===== DATASET RECORDS =====
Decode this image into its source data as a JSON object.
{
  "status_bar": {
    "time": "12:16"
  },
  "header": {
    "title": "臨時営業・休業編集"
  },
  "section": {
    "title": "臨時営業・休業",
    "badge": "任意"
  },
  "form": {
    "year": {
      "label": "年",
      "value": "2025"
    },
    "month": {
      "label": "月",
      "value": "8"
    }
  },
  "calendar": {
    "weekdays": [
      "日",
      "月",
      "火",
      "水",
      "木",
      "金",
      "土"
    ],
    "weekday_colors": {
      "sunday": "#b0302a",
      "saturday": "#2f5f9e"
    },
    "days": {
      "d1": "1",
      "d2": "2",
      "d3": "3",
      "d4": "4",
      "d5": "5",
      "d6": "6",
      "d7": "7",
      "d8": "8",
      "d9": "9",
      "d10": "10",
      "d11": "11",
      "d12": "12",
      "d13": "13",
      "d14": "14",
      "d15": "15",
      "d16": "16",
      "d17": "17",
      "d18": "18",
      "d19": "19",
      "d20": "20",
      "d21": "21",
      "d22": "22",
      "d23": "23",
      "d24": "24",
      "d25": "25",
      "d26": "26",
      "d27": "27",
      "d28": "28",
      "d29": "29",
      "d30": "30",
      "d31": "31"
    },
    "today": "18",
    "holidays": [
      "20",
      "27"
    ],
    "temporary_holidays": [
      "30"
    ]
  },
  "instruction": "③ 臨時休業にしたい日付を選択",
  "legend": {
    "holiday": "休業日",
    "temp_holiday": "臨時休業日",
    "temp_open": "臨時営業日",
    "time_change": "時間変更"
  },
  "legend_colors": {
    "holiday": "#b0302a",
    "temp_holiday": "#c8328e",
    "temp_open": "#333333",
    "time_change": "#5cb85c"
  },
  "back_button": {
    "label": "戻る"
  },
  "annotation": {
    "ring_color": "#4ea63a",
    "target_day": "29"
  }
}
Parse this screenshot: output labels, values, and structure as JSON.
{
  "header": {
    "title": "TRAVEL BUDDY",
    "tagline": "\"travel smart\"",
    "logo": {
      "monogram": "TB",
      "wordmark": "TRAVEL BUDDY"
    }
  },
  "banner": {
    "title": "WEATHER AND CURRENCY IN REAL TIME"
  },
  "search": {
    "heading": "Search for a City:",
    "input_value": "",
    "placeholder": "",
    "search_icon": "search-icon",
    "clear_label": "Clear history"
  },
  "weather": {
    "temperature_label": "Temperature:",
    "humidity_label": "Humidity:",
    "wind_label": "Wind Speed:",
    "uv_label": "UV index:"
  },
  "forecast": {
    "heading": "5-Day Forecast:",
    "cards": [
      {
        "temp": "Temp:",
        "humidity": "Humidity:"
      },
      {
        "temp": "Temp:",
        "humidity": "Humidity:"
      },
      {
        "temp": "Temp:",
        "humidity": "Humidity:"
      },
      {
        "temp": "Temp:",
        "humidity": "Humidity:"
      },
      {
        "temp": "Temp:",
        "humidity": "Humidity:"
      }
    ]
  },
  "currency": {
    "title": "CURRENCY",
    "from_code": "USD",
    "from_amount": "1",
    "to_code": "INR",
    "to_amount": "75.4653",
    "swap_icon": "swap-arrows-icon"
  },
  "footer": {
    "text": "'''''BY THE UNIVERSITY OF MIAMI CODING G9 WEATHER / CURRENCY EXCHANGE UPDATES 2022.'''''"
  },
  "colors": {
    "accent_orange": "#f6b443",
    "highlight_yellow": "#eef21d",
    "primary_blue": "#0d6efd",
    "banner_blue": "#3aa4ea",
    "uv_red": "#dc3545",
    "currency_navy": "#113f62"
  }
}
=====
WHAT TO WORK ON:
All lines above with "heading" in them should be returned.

SOLUTION TO THIS PROBLEM:
    "heading": "Search for a City:",
    "heading": "5-Day Forecast:",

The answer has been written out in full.